However, you will need to invest in some significant up-front costs and keep your own IT specialists on staff. For large companies with big budgets, on-premise solutions make sense.
What is Cloud Computing?
There are many types of cloud computing services, but they can be generally categorized as public, private, or hybrid.
On-premise cloud computing involves hosting data and applications on your own servers that you maintain, while a hybrid cloud includes an on-premise component and offsite storage in a third party’s servers.
In short, it’s simply two different ways of using resources to build out your network infrastructure to support your company’s needs.
It comes down to whether you have your own set of servers on location with access from anywhere through an internet connection, or if you use someone else’s (i.e., Google Apps for Work) for software and information sharing purposes.
The choice boils down to what makes more sense for your business at any given time there isn’t necessarily one right answer for every type of organization.
Hybrid Cloud Solutions
When it comes to managing a hybrid cloud, there are many different ways to go about doing so.
Depending on what type of organization you have, what your infrastructure is and how you’re going to manage it, and a host of other factors, one solution might be better than another.
If you already have an IT staff in place, then having them work with a Managed Hosting Provider who can help facilitate setting up a hybrid cloud for your organization may be best for you.
Different Hybrid Cloud platform
Microsoft Azure and Google Cloud Platform are among two of the leading public cloud providers.
There are several other public cloud options to choose from, including Amazon Web Services, IBM SoftLayer, and Rackspace.
In order to use these services, you don’t have to pay in advance for an entire year.
So if you only need a service for a month or two you can use one of these services without paying for anything more than what you’re using.
Different On-premises Cloud Platform
On-premise cloud platforms are great when organizations want to control where their data is located and when they don’t have a lot of storage they need to store. Windows, Unix, and Linux are some examples of on-premise cloud platforms.
Organizations still have full control over their data even though it’s in a cloud-based system.
IT departments can easily manage them, using traditional tools and techniques that they already use within their own systems.
On-premise Cloud and Hybrid Clouds share common traits, but each has different operating procedures.
On-premise cloud systems are owned and operated by a business, typically on hardware in a single location.
A hybrid cloud also allows for some resources to be available outside of an organization’s network, with servers often being located at more than one physical site to maximize performance and scalability.

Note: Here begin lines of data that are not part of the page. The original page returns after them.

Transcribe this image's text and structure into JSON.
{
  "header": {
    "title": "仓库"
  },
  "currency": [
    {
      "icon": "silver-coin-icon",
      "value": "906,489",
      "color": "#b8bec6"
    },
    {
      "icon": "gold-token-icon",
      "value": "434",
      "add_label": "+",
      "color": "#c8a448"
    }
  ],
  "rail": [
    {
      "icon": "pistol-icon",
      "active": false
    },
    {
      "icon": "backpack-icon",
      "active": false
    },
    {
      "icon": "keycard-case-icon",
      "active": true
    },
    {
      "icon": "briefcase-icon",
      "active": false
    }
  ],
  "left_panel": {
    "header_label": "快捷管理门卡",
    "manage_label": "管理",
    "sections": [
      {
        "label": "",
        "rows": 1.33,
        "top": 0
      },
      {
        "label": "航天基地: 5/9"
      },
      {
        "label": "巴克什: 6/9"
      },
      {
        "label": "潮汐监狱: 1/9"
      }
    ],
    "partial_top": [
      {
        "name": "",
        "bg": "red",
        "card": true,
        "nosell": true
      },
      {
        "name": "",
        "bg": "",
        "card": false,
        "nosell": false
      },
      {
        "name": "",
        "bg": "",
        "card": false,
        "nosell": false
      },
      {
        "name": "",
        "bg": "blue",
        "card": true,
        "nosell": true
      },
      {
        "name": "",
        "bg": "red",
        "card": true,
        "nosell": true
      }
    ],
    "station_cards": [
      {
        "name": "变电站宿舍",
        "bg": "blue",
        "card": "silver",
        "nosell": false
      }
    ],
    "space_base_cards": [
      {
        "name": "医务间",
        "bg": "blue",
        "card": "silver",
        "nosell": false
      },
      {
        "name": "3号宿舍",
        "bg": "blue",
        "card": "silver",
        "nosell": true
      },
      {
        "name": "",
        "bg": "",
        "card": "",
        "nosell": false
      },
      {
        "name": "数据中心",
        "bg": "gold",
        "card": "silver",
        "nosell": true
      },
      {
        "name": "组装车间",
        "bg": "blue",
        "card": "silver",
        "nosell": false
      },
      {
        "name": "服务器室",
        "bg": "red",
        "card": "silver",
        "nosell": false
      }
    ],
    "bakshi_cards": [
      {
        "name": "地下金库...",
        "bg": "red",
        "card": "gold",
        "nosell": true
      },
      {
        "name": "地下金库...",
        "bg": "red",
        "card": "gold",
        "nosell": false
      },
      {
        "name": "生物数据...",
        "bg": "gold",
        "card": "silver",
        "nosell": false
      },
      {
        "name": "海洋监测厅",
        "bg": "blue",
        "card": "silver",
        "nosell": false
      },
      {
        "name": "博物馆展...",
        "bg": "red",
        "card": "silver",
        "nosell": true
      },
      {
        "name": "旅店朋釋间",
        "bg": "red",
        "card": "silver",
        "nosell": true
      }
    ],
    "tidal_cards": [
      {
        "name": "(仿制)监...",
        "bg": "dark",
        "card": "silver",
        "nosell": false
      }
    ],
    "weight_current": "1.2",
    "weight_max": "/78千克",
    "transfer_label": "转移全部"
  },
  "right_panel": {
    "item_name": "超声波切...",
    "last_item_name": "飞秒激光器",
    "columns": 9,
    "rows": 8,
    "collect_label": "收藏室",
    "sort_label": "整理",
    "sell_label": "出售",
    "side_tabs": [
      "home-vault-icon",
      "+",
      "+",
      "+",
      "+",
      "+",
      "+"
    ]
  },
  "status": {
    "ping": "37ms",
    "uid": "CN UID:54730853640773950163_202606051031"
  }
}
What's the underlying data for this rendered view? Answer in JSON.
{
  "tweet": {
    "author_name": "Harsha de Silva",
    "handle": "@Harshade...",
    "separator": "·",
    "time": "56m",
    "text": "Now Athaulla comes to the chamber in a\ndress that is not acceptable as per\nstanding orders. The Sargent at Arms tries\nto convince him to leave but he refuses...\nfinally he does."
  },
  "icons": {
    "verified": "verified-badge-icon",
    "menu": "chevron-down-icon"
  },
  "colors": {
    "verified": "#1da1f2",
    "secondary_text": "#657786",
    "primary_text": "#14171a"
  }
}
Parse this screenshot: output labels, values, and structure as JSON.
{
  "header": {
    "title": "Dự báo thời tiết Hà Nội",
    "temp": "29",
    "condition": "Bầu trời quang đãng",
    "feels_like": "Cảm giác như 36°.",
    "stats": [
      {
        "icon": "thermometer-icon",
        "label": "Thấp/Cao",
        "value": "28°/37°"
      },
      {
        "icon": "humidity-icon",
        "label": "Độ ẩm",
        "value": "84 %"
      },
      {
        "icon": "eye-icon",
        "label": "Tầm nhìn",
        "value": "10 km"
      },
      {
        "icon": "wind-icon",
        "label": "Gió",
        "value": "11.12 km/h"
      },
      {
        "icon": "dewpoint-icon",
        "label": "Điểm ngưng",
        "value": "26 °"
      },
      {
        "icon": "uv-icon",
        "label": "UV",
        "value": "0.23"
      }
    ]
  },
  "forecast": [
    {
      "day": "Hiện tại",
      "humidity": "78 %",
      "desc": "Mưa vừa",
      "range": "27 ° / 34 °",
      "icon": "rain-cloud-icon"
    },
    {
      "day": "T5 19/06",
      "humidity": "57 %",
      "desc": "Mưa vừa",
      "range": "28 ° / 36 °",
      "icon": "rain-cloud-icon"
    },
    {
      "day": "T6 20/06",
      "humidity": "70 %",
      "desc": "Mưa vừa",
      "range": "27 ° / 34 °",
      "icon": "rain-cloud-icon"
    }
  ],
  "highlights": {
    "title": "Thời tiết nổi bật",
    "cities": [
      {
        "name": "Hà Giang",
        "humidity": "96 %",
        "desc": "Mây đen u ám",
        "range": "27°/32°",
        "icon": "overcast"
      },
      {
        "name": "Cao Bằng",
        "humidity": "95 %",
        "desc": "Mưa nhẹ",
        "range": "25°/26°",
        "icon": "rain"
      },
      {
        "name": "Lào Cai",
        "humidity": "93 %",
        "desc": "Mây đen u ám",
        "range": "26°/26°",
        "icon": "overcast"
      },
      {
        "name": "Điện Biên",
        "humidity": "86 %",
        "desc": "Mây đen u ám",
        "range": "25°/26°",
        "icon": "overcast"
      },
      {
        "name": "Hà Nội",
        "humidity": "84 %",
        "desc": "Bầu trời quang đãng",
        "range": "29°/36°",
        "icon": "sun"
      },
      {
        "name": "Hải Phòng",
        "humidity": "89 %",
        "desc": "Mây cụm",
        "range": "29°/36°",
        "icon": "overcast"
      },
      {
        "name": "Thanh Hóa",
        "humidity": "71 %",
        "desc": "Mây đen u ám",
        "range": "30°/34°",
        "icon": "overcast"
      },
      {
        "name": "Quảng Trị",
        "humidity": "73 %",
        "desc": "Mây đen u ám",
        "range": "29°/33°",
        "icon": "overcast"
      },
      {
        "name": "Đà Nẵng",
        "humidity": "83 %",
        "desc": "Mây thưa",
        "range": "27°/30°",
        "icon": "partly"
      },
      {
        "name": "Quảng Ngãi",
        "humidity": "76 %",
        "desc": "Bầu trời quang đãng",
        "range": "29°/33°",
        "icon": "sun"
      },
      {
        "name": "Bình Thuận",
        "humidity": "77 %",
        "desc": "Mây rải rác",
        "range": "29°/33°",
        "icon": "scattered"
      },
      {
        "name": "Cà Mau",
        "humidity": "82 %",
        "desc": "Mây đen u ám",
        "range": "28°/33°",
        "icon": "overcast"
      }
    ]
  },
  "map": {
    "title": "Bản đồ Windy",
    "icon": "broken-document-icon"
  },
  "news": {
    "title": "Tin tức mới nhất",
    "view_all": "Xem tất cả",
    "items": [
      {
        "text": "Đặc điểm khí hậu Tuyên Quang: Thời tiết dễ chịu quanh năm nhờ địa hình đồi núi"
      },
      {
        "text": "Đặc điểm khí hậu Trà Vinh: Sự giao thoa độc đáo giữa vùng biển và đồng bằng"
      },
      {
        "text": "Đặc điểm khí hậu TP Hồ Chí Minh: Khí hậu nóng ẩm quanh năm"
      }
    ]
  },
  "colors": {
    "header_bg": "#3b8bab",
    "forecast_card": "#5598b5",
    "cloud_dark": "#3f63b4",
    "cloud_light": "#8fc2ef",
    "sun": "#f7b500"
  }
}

Nitin is a professional data Engineer, Who has a Post Graduation in Data Science and Analytics and working in the healthcare sector. Experts in Data analysis, Machine learning, AI, blockchain, Data related tools, and technologies. He is the Co-founder and editor of analyticslearn.com